──────── PROVIDED MATERIAL ────────

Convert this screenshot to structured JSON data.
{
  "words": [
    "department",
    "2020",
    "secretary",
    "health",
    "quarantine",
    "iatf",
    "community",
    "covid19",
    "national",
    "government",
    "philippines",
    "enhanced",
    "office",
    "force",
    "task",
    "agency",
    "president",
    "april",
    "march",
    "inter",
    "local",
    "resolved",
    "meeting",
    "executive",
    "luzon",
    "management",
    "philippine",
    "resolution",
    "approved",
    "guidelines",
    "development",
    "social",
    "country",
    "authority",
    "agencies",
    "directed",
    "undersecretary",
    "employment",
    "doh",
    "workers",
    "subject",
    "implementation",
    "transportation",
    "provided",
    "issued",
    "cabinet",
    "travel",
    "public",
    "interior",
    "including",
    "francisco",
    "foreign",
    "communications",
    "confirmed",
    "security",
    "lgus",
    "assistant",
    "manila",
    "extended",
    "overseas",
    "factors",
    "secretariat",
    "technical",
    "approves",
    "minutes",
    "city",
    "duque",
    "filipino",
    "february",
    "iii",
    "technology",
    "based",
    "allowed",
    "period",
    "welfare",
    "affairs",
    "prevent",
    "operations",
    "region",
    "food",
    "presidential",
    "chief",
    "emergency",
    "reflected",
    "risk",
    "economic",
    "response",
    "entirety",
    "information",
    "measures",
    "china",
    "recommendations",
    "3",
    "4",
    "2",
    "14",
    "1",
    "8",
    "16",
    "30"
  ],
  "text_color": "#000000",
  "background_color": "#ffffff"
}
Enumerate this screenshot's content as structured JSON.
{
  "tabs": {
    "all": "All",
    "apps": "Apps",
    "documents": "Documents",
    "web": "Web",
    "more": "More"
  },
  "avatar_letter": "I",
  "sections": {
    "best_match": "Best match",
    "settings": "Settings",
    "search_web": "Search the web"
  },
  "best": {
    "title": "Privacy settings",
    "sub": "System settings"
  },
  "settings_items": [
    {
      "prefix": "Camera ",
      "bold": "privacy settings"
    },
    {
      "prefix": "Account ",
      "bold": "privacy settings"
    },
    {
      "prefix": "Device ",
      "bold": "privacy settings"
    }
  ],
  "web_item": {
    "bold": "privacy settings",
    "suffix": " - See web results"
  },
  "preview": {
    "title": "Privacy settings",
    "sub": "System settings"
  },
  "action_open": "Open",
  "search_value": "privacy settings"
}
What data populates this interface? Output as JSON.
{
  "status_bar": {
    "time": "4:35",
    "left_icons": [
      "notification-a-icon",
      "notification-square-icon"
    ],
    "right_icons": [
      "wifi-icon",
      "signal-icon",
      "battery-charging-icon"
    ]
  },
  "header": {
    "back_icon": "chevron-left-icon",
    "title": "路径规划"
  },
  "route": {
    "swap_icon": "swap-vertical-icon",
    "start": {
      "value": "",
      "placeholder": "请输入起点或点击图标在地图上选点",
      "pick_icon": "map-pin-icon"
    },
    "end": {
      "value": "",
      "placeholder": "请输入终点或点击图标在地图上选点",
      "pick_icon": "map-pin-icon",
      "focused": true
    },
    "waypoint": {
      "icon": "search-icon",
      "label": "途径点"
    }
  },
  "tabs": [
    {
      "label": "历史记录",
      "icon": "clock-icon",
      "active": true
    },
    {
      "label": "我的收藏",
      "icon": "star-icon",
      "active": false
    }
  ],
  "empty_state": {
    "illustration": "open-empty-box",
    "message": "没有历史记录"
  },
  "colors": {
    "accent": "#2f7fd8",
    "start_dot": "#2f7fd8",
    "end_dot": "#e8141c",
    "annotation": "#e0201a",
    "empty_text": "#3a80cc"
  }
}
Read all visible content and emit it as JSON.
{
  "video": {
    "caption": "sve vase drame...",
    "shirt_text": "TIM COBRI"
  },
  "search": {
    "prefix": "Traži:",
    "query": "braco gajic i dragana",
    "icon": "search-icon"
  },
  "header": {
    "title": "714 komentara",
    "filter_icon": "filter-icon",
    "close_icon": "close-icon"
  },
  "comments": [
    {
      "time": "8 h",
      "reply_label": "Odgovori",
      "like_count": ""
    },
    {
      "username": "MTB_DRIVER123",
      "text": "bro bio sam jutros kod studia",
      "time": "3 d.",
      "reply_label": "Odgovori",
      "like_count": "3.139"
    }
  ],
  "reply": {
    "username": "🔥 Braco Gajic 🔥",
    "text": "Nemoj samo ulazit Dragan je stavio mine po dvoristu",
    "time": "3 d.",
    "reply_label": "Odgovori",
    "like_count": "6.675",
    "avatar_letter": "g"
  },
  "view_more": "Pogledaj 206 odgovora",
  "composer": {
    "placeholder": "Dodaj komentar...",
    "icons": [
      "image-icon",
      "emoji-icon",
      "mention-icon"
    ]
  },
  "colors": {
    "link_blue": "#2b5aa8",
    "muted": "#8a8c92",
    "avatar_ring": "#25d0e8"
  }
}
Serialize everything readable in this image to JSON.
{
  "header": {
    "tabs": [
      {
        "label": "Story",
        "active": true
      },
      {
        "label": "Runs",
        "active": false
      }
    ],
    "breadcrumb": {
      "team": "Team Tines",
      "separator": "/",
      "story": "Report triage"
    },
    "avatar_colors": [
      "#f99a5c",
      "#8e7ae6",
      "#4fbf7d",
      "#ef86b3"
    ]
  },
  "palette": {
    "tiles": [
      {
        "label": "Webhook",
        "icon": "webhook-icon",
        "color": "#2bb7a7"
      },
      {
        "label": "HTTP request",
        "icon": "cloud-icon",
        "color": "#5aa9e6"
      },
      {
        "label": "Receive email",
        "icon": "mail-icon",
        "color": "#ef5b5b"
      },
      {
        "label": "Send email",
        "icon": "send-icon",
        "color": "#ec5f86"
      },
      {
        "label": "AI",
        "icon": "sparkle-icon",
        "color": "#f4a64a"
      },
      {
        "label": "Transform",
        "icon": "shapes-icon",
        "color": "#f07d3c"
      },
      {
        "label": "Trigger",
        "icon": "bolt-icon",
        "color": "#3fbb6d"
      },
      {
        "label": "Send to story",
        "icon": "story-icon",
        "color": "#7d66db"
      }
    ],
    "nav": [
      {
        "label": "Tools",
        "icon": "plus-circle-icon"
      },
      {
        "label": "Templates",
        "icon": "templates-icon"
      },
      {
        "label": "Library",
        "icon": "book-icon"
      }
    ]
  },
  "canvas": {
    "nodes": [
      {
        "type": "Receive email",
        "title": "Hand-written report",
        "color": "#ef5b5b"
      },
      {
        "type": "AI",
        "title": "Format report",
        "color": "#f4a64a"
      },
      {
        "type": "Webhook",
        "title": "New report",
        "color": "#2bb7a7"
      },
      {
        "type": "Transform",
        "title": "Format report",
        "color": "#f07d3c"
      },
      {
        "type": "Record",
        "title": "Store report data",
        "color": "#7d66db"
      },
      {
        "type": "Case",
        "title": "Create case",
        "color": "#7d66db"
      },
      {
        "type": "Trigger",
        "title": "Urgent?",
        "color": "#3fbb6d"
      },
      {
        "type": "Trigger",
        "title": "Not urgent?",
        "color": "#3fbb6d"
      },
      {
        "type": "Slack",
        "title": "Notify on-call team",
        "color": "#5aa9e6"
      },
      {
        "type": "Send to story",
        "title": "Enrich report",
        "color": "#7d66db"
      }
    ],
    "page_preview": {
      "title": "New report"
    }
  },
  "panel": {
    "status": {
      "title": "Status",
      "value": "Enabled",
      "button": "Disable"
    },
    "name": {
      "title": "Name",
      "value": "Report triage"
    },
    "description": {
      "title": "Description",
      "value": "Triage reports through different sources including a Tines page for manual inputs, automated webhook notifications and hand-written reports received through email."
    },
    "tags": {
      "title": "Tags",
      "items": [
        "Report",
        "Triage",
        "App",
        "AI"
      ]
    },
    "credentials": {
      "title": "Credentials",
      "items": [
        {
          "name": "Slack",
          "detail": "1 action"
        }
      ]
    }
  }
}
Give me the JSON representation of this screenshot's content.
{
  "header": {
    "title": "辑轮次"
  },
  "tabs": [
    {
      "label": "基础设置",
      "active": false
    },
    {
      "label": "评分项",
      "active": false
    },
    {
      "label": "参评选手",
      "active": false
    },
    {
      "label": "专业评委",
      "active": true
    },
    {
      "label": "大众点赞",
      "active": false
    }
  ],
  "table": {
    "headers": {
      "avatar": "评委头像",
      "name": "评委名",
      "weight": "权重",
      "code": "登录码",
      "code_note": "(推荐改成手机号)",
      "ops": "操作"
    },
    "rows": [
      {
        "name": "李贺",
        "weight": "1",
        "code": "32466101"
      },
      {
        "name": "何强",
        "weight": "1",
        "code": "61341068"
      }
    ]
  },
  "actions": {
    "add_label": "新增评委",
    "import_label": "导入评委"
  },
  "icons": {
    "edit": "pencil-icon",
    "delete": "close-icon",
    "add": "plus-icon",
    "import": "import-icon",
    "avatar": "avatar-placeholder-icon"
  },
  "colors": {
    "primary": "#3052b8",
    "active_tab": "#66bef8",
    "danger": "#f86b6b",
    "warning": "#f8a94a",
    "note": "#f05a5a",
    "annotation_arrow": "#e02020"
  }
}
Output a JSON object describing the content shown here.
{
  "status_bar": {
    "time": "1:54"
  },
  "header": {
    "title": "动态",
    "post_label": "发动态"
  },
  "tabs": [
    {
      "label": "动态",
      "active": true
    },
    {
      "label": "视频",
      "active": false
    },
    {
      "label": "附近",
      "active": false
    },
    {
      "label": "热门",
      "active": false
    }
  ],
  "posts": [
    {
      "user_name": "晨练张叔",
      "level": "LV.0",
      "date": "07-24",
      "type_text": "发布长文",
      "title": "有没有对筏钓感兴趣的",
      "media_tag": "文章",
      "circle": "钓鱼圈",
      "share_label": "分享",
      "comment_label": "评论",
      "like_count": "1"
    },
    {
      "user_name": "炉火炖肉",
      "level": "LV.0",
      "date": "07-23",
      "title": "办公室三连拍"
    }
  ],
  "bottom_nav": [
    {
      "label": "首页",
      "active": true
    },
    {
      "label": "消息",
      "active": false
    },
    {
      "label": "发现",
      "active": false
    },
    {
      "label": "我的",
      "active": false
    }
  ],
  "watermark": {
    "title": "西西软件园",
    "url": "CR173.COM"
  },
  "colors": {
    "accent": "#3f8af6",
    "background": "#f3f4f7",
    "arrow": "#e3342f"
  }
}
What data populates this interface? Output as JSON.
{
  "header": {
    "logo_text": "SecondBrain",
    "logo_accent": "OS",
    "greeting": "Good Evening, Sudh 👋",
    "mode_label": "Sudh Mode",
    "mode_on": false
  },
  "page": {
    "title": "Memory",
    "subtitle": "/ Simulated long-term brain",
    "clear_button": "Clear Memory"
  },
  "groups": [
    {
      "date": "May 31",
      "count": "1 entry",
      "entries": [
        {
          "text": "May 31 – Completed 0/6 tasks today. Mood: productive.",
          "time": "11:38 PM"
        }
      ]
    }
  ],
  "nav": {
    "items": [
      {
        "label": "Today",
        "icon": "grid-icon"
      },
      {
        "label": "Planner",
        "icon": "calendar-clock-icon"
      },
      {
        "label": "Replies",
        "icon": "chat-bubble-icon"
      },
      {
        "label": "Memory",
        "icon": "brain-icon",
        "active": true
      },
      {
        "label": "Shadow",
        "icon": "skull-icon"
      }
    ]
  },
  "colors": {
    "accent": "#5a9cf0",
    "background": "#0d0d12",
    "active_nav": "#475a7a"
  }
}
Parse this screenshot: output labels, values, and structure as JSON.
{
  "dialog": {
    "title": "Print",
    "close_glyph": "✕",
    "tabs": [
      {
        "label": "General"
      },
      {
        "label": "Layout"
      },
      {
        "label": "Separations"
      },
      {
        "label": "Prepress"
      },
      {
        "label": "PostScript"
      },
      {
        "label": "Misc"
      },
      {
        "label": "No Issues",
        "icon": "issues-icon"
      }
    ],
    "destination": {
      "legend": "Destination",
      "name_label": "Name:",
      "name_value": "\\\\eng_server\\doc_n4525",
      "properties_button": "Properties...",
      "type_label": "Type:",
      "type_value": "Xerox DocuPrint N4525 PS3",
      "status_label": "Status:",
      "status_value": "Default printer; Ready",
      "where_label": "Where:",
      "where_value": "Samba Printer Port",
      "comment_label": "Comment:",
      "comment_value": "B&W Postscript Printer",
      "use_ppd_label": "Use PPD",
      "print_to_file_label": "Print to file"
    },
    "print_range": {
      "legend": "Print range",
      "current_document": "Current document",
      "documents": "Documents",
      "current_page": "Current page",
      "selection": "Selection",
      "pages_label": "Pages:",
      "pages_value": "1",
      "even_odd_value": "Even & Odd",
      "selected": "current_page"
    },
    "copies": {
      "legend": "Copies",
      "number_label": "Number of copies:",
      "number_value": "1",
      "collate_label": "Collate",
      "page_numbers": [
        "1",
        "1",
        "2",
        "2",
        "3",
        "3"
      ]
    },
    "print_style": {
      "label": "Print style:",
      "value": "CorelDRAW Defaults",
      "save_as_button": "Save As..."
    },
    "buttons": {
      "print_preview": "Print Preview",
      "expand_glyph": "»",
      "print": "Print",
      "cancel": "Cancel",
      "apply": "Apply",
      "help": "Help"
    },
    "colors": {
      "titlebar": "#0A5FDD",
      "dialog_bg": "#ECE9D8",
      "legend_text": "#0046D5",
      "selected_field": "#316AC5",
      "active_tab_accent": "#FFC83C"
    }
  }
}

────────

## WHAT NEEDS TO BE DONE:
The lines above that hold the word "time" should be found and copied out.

## EXPECTED OUTPUT:
    "time": "4:35",
      "time": "8 h",
      "time": "3 d.",
    "time": "3 d.",
    "time": "1:54"
          "time": "11:38 PM"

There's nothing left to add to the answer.